Cottrell Scholar Awards - 2017
Photophysics of Hybrid Hierarchical Structures with Emphasis on Directional Energy Transfer
To rapidly improve the existing energy and material landscape and meet the growing demand for sustainable energy, we need more fundamental knowledge about how various molecules are likely to behave in many different combinations.
Natalia B. Shustova from the department of chemistry and biochemistry at the University of South Carolina, has received a Cottrell Scholar Award from Research Corporation for Science Advancement to establish fundamental principles of directional energy transfer in well-defined hierarchical hybrid materials. Basically these are crystalline molecular structures that, depending on what atoms are added to them, might be perfect for use in solar panels, computer chips or as light-activated catalysts to improve industrial chemical reactions.
On the atomic or molecular level, a crystalline structure is essentially a highly uniform lattice in three dimensions, which can be efficient for moving stray electrons about. By adding additional atoms or molecules, a process called “doping,” and which creates a hybrid structure, many useful effects can be achieved when it comes to creating electricity directly from light, or performing computing functions.
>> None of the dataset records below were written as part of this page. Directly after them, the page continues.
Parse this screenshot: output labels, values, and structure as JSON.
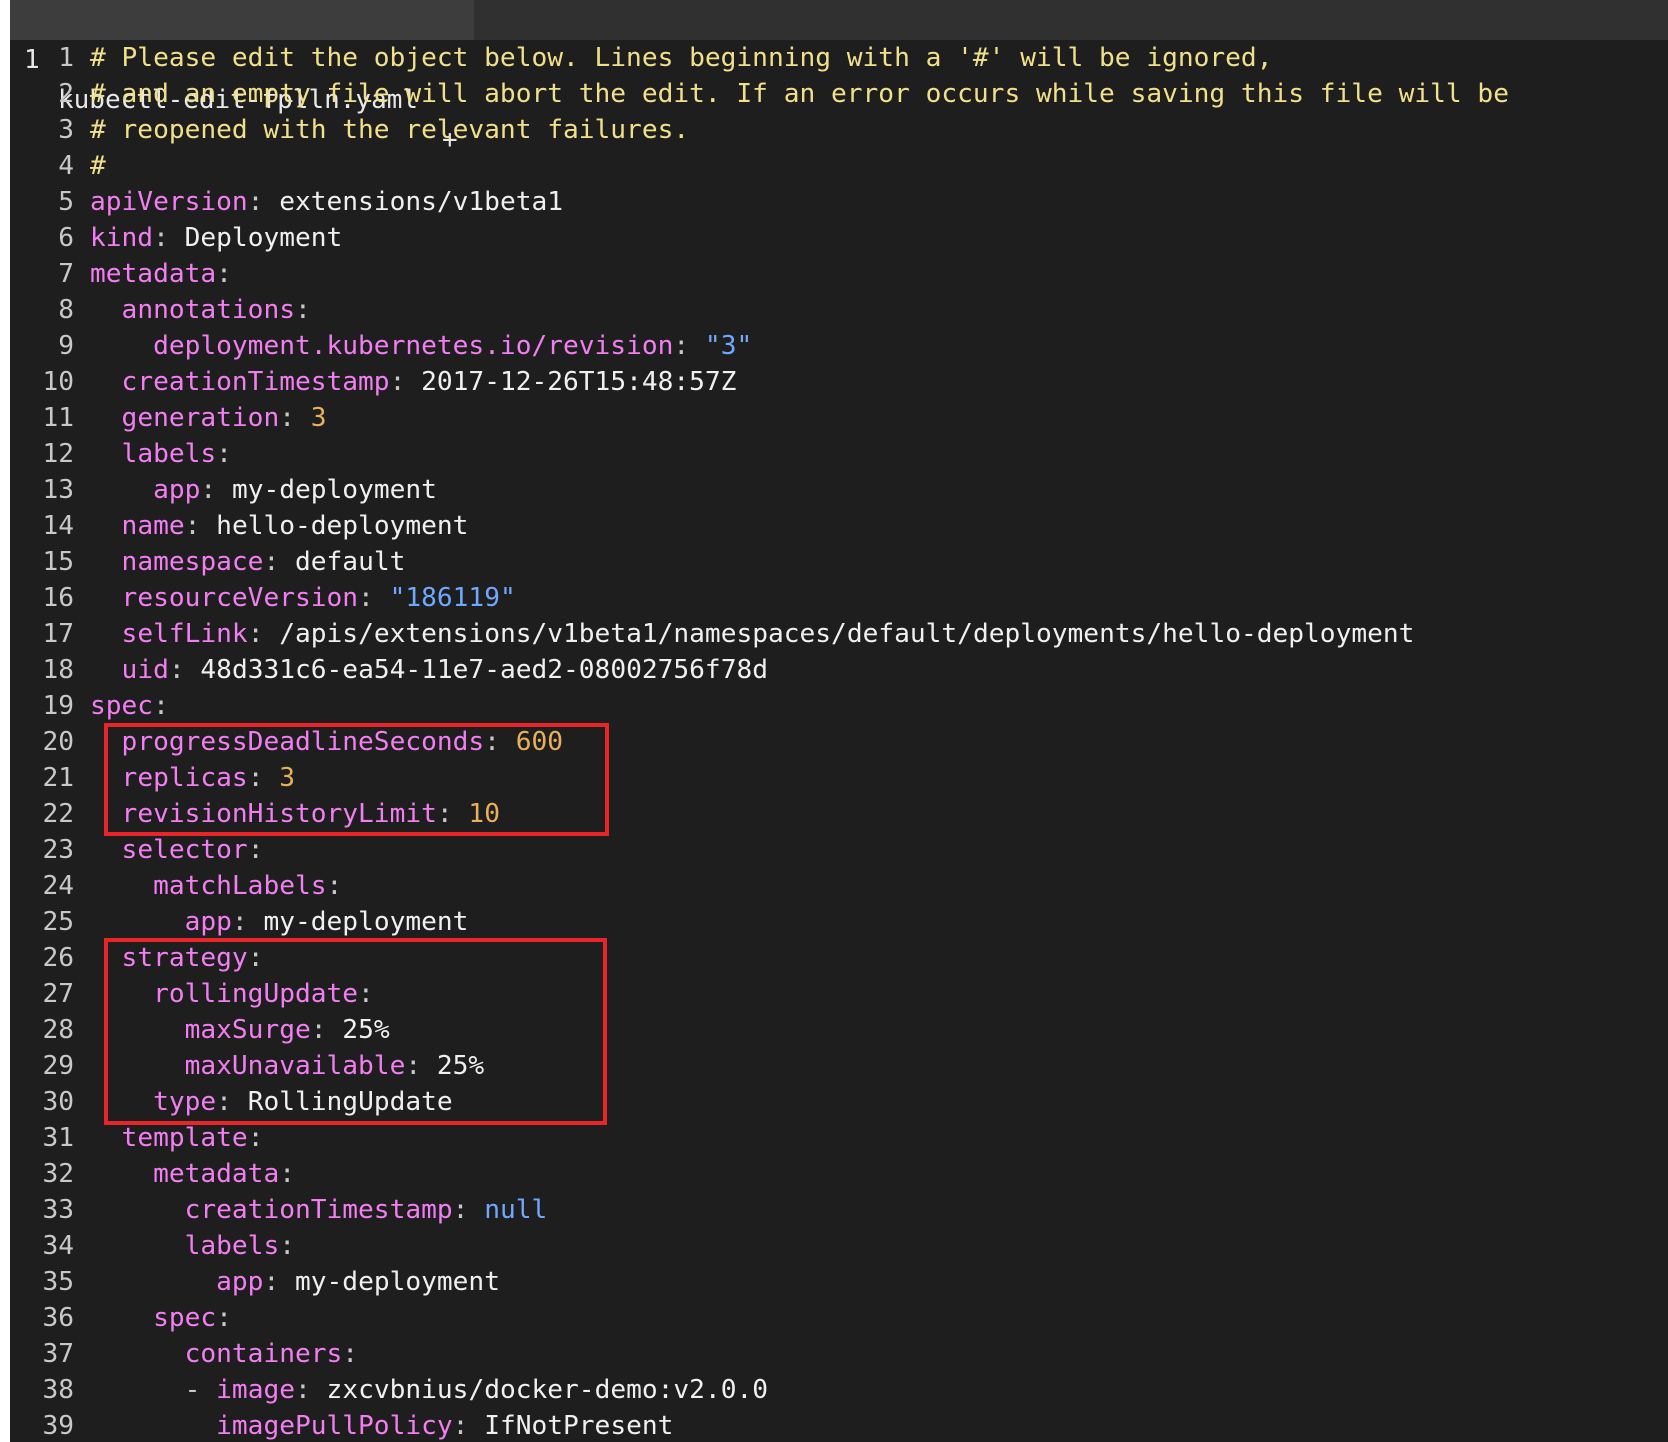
{
  "tab": {
    "number": "1",
    "filename": "kubectl-edit-fplln.yaml",
    "modified_marker": "+"
  },
  "colors": {
    "background": "#1e1e1e",
    "comment": "#f0e08a",
    "key": "#f37ef2",
    "string": "#6fa8ff",
    "number": "#e8b05a",
    "highlight_box": "#e8262a"
  },
  "lines": [
    {
      "n": "1",
      "parts": [
        {
          "t": "comment",
          "v": "# Please edit the object below. Lines beginning with a '#' will be ignored,"
        }
      ]
    },
    {
      "n": "2",
      "parts": [
        {
          "t": "comment",
          "v": "# and an empty file will abort the edit. If an error occurs while saving this file will be"
        }
      ]
    },
    {
      "n": "3",
      "parts": [
        {
          "t": "comment",
          "v": "# reopened with the relevant failures."
        }
      ]
    },
    {
      "n": "4",
      "parts": [
        {
          "t": "comment",
          "v": "#"
        }
      ]
    },
    {
      "n": "5",
      "parts": [
        {
          "t": "key",
          "v": "apiVersion"
        },
        {
          "t": "punct",
          "v": ": "
        },
        {
          "t": "plain",
          "v": "extensions/v1beta1"
        }
      ]
    },
    {
      "n": "6",
      "parts": [
        {
          "t": "key",
          "v": "kind"
        },
        {
          "t": "punct",
          "v": ": "
        },
        {
          "t": "plain",
          "v": "Deployment"
        }
      ]
    },
    {
      "n": "7",
      "parts": [
        {
          "t": "key",
          "v": "metadata"
        },
        {
          "t": "punct",
          "v": ":"
        }
      ]
    },
    {
      "n": "8",
      "parts": [
        {
          "t": "plain",
          "v": "  "
        },
        {
          "t": "key",
          "v": "annotations"
        },
        {
          "t": "punct",
          "v": ":"
        }
      ]
    },
    {
      "n": "9",
      "parts": [
        {
          "t": "plain",
          "v": "    "
        },
        {
          "t": "key",
          "v": "deployment.kubernetes.io/revision"
        },
        {
          "t": "punct",
          "v": ": "
        },
        {
          "t": "str",
          "v": "\"3\""
        }
      ]
    },
    {
      "n": "10",
      "parts": [
        {
          "t": "plain",
          "v": "  "
        },
        {
          "t": "key",
          "v": "creationTimestamp"
        },
        {
          "t": "punct",
          "v": ": "
        },
        {
          "t": "plain",
          "v": "2017-12-26T15:48:57Z"
        }
      ]
    },
    {
      "n": "11",
      "parts": [
        {
          "t": "plain",
          "v": "  "
        },
        {
          "t": "key",
          "v": "generation"
        },
        {
          "t": "punct",
          "v": ": "
        },
        {
          "t": "num",
          "v": "3"
        }
      ]
    },
    {
      "n": "12",
      "parts": [
        {
          "t": "plain",
          "v": "  "
        },
        {
          "t": "key",
          "v": "labels"
        },
        {
          "t": "punct",
          "v": ":"
        }
      ]
    },
    {
      "n": "13",
      "parts": [
        {
          "t": "plain",
          "v": "    "
        },
        {
          "t": "key",
          "v": "app"
        },
        {
          "t": "punct",
          "v": ": "
        },
        {
          "t": "plain",
          "v": "my-deployment"
        }
      ]
    },
    {
      "n": "14",
      "parts": [
        {
          "t": "plain",
          "v": "  "
        },
        {
          "t": "key",
          "v": "name"
        },
        {
          "t": "punct",
          "v": ": "
        },
        {
          "t": "plain",
          "v": "hello-deployment"
        }
      ]
    },
    {
      "n": "15",
      "parts": [
        {
          "t": "plain",
          "v": "  "
        },
        {
          "t": "key",
          "v": "namespace"
        },
        {
          "t": "punct",
          "v": ": "
        },
        {
          "t": "plain",
          "v": "default"
        }
      ]
    },
    {
      "n": "16",
      "parts": [
        {
          "t": "plain",
          "v": "  "
        },
        {
          "t": "key",
          "v": "resourceVersion"
        },
        {
          "t": "punct",
          "v": ": "
        },
        {
          "t": "str",
          "v": "\"186119\""
        }
      ]
    },
    {
      "n": "17",
      "parts": [
        {
          "t": "plain",
          "v": "  "
        },
        {
          "t": "key",
          "v": "selfLink"
        },
        {
          "t": "punct",
          "v": ": "
        },
        {
          "t": "plain",
          "v": "/apis/extensions/v1beta1/namespaces/default/deployments/hello-deployment"
        }
      ]
    },
    {
      "n": "18",
      "parts": [
        {
          "t": "plain",
          "v": "  "
        },
        {
          "t": "key",
          "v": "uid"
        },
        {
          "t": "punct",
          "v": ": "
        },
        {
          "t": "plain",
          "v": "48d331c6-ea54-11e7-aed2-08002756f78d"
        }
      ]
    },
    {
      "n": "19",
      "parts": [
        {
          "t": "key",
          "v": "spec"
        },
        {
          "t": "punct",
          "v": ":"
        }
      ]
    },
    {
      "n": "20",
      "parts": [
        {
          "t": "plain",
          "v": "  "
        },
        {
          "t": "key",
          "v": "progressDeadlineSeconds"
        },
        {
          "t": "punct",
          "v": ": "
        },
        {
          "t": "num",
          "v": "600"
        }
      ]
    },
    {
      "n": "21",
      "parts": [
        {
          "t": "plain",
          "v": "  "
        },
        {
          "t": "key",
          "v": "replicas"
        },
        {
          "t": "punct",
          "v": ": "
        },
        {
          "t": "num",
          "v": "3"
        }
      ]
    },
    {
      "n": "22",
      "parts": [
        {
          "t": "plain",
          "v": "  "
        },
        {
          "t": "key",
          "v": "revisionHistoryLimit"
        },
        {
          "t": "punct",
          "v": ": "
        },
        {
          "t": "num",
          "v": "10"
        }
      ]
    },
    {
      "n": "23",
      "parts": [
        {
          "t": "plain",
          "v": "  "
        },
        {
          "t": "key",
          "v": "selector"
        },
        {
          "t": "punct",
          "v": ":"
        }
      ]
    },
    {
      "n": "24",
      "parts": [
        {
          "t": "plain",
          "v": "    "
        },
        {
          "t": "key",
          "v": "matchLabels"
        },
        {
          "t": "punct",
          "v": ":"
        }
      ]
    },
    {
      "n": "25",
      "parts": [
        {
          "t": "plain",
          "v": "      "
        },
        {
          "t": "key",
          "v": "app"
        },
        {
          "t": "punct",
          "v": ": "
        },
        {
          "t": "plain",
          "v": "my-deployment"
        }
      ]
    },
    {
      "n": "26",
      "parts": [
        {
          "t": "plain",
          "v": "  "
        },
        {
          "t": "key",
          "v": "strategy"
        },
        {
          "t": "punct",
          "v": ":"
        }
      ]
    },
    {
      "n": "27",
      "parts": [
        {
          "t": "plain",
          "v": "    "
        },
        {
          "t": "key",
          "v": "rollingUpdate"
        },
        {
          "t": "punct",
          "v": ":"
        }
      ]
    },
    {
      "n": "28",
      "parts": [
        {
          "t": "plain",
          "v": "      "
        },
        {
          "t": "key",
          "v": "maxSurge"
        },
        {
          "t": "punct",
          "v": ": "
        },
        {
          "t": "plain",
          "v": "25%"
        }
      ]
    },
    {
      "n": "29",
      "parts": [
        {
          "t": "plain",
          "v": "      "
        },
        {
          "t": "key",
          "v": "maxUnavailable"
        },
        {
          "t": "punct",
          "v": ": "
        },
        {
          "t": "plain",
          "v": "25%"
        }
      ]
    },
    {
      "n": "30",
      "parts": [
        {
          "t": "plain",
          "v": "    "
        },
        {
          "t": "key",
          "v": "type"
        },
        {
          "t": "punct",
          "v": ": "
        },
        {
          "t": "plain",
          "v": "RollingUpdate"
        }
      ]
    },
    {
      "n": "31",
      "parts": [
        {
          "t": "plain",
          "v": "  "
        },
        {
          "t": "key",
          "v": "template"
        },
        {
          "t": "punct",
          "v": ":"
        }
      ]
    },
    {
      "n": "32",
      "parts": [
        {
          "t": "plain",
          "v": "    "
        },
        {
          "t": "key",
          "v": "metadata"
        },
        {
          "t": "punct",
          "v": ":"
        }
      ]
    },
    {
      "n": "33",
      "parts": [
        {
          "t": "plain",
          "v": "      "
        },
        {
          "t": "key",
          "v": "creationTimestamp"
        },
        {
          "t": "punct",
          "v": ": "
        },
        {
          "t": "null",
          "v": "null"
        }
      ]
    },
    {
      "n": "34",
      "parts": [
        {
          "t": "plain",
          "v": "      "
        },
        {
          "t": "key",
          "v": "labels"
        },
        {
          "t": "punct",
          "v": ":"
        }
      ]
    },
    {
      "n": "35",
      "parts": [
        {
          "t": "plain",
          "v": "        "
        },
        {
          "t": "key",
          "v": "app"
        },
        {
          "t": "punct",
          "v": ": "
        },
        {
          "t": "plain",
          "v": "my-deployment"
        }
      ]
    },
    {
      "n": "36",
      "parts": [
        {
          "t": "plain",
          "v": "    "
        },
        {
          "t": "key",
          "v": "spec"
        },
        {
          "t": "punct",
          "v": ":"
        }
      ]
    },
    {
      "n": "37",
      "parts": [
        {
          "t": "plain",
          "v": "      "
        },
        {
          "t": "key",
          "v": "containers"
        },
        {
          "t": "punct",
          "v": ":"
        }
      ]
    },
    {
      "n": "38",
      "parts": [
        {
          "t": "plain",
          "v": "      "
        },
        {
          "t": "punct",
          "v": "- "
        },
        {
          "t": "key",
          "v": "image"
        },
        {
          "t": "punct",
          "v": ": "
        },
        {
          "t": "plain",
          "v": "zxcvbnius/docker-demo:v2.0.0"
        }
      ]
    },
    {
      "n": "39",
      "parts": [
        {
          "t": "plain",
          "v": "        "
        },
        {
          "t": "key",
          "v": "imagePullPolicy"
        },
        {
          "t": "punct",
          "v": ": "
        },
        {
          "t": "plain",
          "v": "IfNotPresent"
        }
      ]
    }
  ]
}
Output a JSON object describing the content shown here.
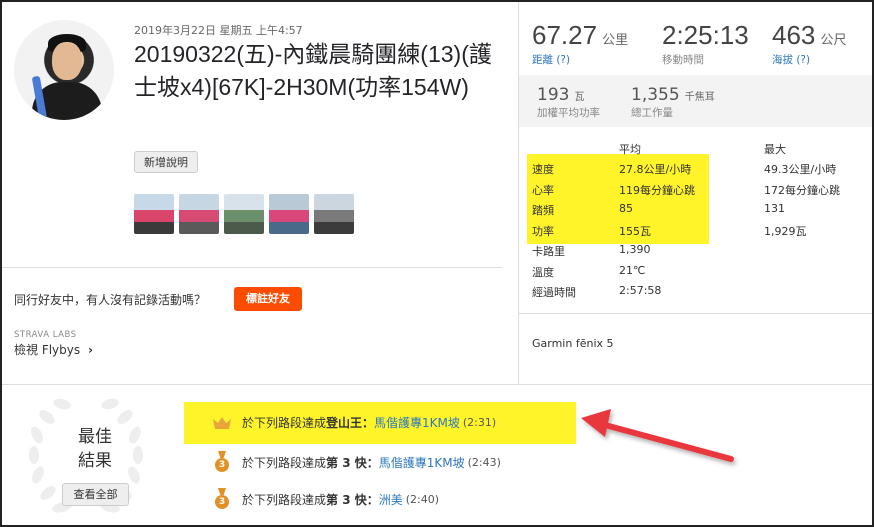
{
  "activity": {
    "date": "2019年3月22日 星期五 上午4:57",
    "title": "20190322(五)-內鐵晨騎團練(13)(護士坡x4)[67K]-2H30M(功率154W)",
    "add_description_label": "新增說明",
    "photos": [
      {
        "colors": [
          "#c7d8e8",
          "#d9456b",
          "#3a3a3a"
        ]
      },
      {
        "colors": [
          "#c6d6e2",
          "#d64a74",
          "#5a5a5a"
        ]
      },
      {
        "colors": [
          "#d8e2ea",
          "#6b8f6a",
          "#4b5a4b"
        ]
      },
      {
        "colors": [
          "#b9c9d6",
          "#d8467a",
          "#4a6a8a"
        ]
      },
      {
        "colors": [
          "#cbd6df",
          "#7a7a7a",
          "#3b3b3b"
        ]
      }
    ]
  },
  "flyby": {
    "question": "同行好友中，有人沒有記錄活動嗎？",
    "tag_button_label": "標註好友",
    "labs_label": "STRAVA LABS",
    "flybys_link_label": "檢視 Flybys"
  },
  "primary_stats": [
    {
      "value": "67.27",
      "unit": "公里",
      "label": "距離 (?)",
      "link": true
    },
    {
      "value": "2:25:13",
      "unit": "",
      "label": "移動時間",
      "link": false
    },
    {
      "value": "463",
      "unit": "公尺",
      "label": "海拔 (?)",
      "link": true
    }
  ],
  "secondary_stats": [
    {
      "value": "193",
      "unit": "瓦",
      "label": "加權平均功率"
    },
    {
      "value": "1,355",
      "unit": "千焦耳",
      "label": "總工作量"
    }
  ],
  "stats_table": {
    "header_avg": "平均",
    "header_max": "最大",
    "rows": [
      {
        "name": "速度",
        "avg": "27.8公里/小時",
        "max": "49.3公里/小時"
      },
      {
        "name": "心率",
        "avg": "119每分鐘心跳",
        "max": "172每分鐘心跳"
      },
      {
        "name": "踏頻",
        "avg": "85",
        "max": "131"
      },
      {
        "name": "功率",
        "avg": "155瓦",
        "max": "1,929瓦"
      },
      {
        "name": "卡路里",
        "avg": "1,390",
        "max": ""
      },
      {
        "name": "溫度",
        "avg": "21℃",
        "max": ""
      },
      {
        "name": "經過時間",
        "avg": "2:57:58",
        "max": ""
      }
    ]
  },
  "device": "Garmin fēnix 5",
  "best_results": {
    "title_line1": "最佳",
    "title_line2": "結果",
    "view_all_label": "查看全部",
    "achievements": [
      {
        "icon": "crown-icon",
        "prefix": "於下列路段達成 ",
        "rank": "登山王：",
        "segment": "馬偕護專1KM坡",
        "time": "(2:31)"
      },
      {
        "icon": "medal-3-icon",
        "prefix": "於下列路段達成 ",
        "rank": "第 3 快：",
        "segment": "馬偕護專1KM坡",
        "time": "(2:43)"
      },
      {
        "icon": "medal-3-icon",
        "prefix": "於下列路段達成 ",
        "rank": "第 3 快：",
        "segment": "洲美",
        "time": "(2:40)"
      }
    ],
    "medal_number": "3"
  },
  "colors": {
    "highlight": "#fff42a",
    "accent": "#fc4c02",
    "link": "#2d78be",
    "arrow": "#e8373c",
    "medal": "#e39126",
    "crown": "#e8a53a"
  }
}
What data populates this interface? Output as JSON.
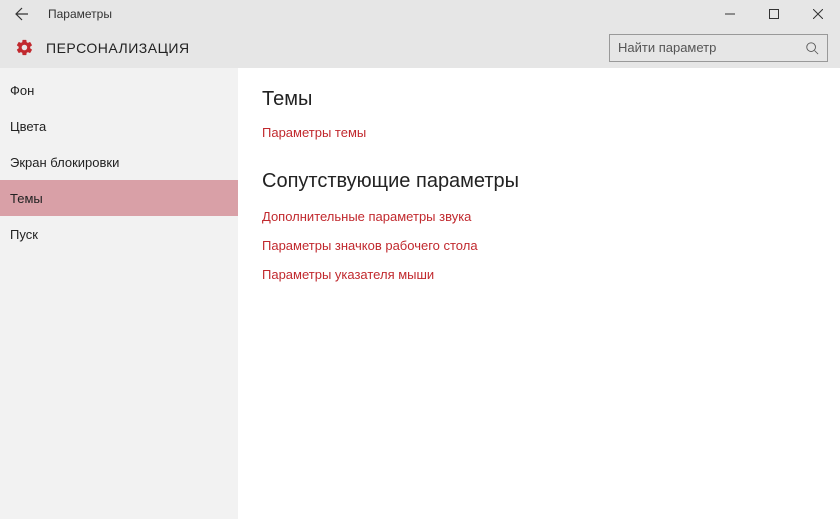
{
  "titlebar": {
    "title": "Параметры"
  },
  "header": {
    "title": "ПЕРСОНАЛИЗАЦИЯ"
  },
  "search": {
    "placeholder": "Найти параметр"
  },
  "sidebar": {
    "items": [
      {
        "label": "Фон"
      },
      {
        "label": "Цвета"
      },
      {
        "label": "Экран блокировки"
      },
      {
        "label": "Темы"
      },
      {
        "label": "Пуск"
      }
    ],
    "active_index": 3
  },
  "content": {
    "section1": {
      "heading": "Темы"
    },
    "link1": "Параметры темы",
    "section2": {
      "heading": "Сопутствующие параметры"
    },
    "link2": "Дополнительные параметры звука",
    "link3": "Параметры значков рабочего стола",
    "link4": "Параметры указателя мыши"
  }
}
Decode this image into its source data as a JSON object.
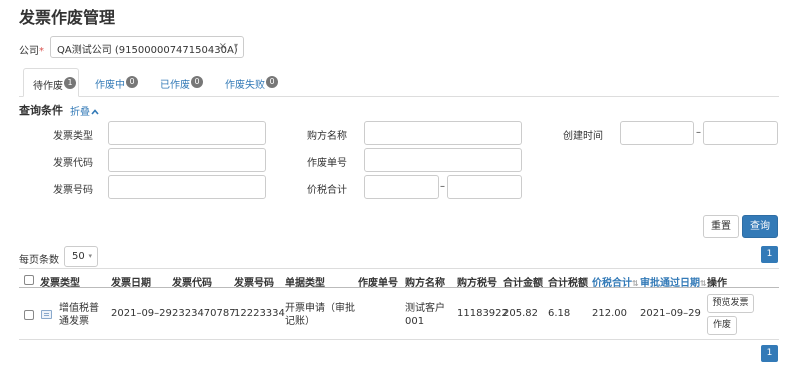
{
  "page": {
    "title": "发票作废管理"
  },
  "company": {
    "label": "公司",
    "required_mark": "*",
    "selected": "QA测试公司 (91500000747150430A)",
    "clear": "×",
    "caret": "▾"
  },
  "tabs": [
    {
      "label": "待作废",
      "count": "1"
    },
    {
      "label": "作废中",
      "count": "0"
    },
    {
      "label": "已作废",
      "count": "0"
    },
    {
      "label": "作废失败",
      "count": "0"
    }
  ],
  "query": {
    "title": "查询条件",
    "fold_label": "折叠",
    "fields": {
      "invoice_type": "发票类型",
      "invoice_code": "发票代码",
      "invoice_number": "发票号码",
      "buyer_name": "购方名称",
      "void_order_no": "作废单号",
      "total_amount": "价税合计",
      "created_time": "创建时间"
    },
    "range_sep": "–",
    "reset_label": "重置",
    "search_label": "查询"
  },
  "pagination": {
    "page_size_label": "每页条数",
    "page_size": "50",
    "current_page": "1"
  },
  "table": {
    "columns": [
      "发票类型",
      "发票日期",
      "发票代码",
      "发票号码",
      "单据类型",
      "作废单号",
      "购方名称",
      "购方税号",
      "合计金额",
      "合计税额",
      "价税合计",
      "审批通过日期",
      "操作"
    ],
    "rows": [
      {
        "invoice_type_l1": "增值税普",
        "invoice_type_l2": "通发票",
        "date": "2021–09–29",
        "code": "2323470787",
        "number": "12223334",
        "doc_type_l1": "开票申请（审批",
        "doc_type_l2": "记账）",
        "void_no": "",
        "buyer_l1": "测试客户",
        "buyer_l2": "001",
        "tax_id": "11183922",
        "amount": "205.82",
        "tax": "6.18",
        "total": "212.00",
        "approval_date": "2021–09–29",
        "action_preview": "预览发票",
        "action_void": "作废"
      }
    ]
  },
  "icons": {
    "sort": "sort-icon",
    "doc": "document-icon",
    "fold": "chevron-up-icon"
  }
}
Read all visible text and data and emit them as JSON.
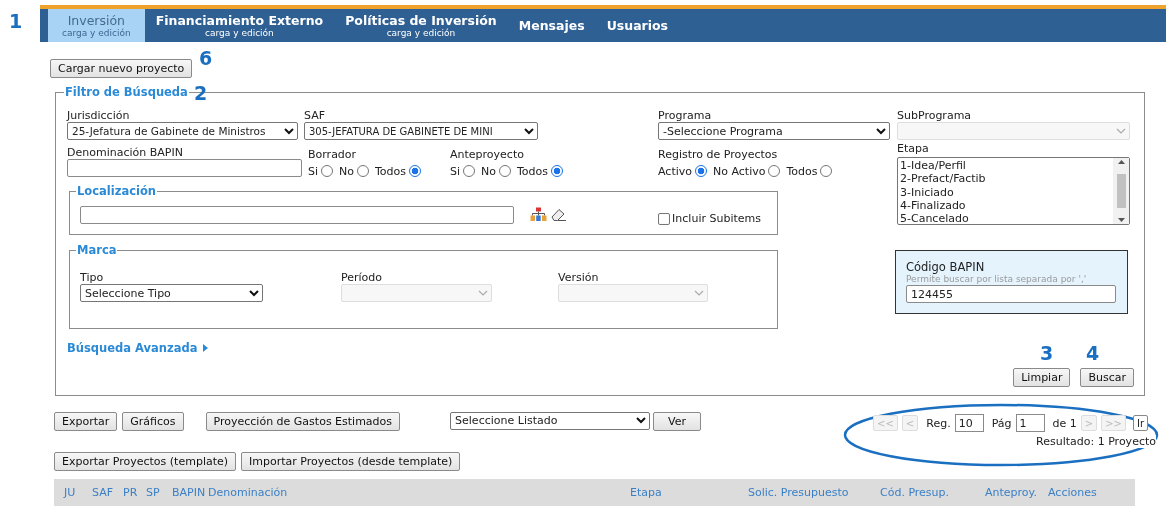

Specifically, Shustova and her colleagues will focus on the preparation of two conceptually different crystalline metal-organic scaffolds with light-sensitive organic (carbon-based) molecules in hopes of creating versatile platforms to study and achieve efficient energy transfer. In doing so they also hope to be able to control the scaffolds’ light-absorption properties. They will also focus on creating chromophores containing fragments of proteins, which are sensitive to various wavelengths of visible light, and classify their efficiencies in transferring energy within the crystalline scaffolds.
There is also an education component to the Cottrell Scholar Award. Shustova will use some of the funding to establish the Women-in-Science Educational Program at South Carolina. Among other things, the program will include a summer educational program for African-American women from historically black universities and colleges, and it will provide an introductory course that explains the relationship between advanced technologies and fundamental chemistry concepts.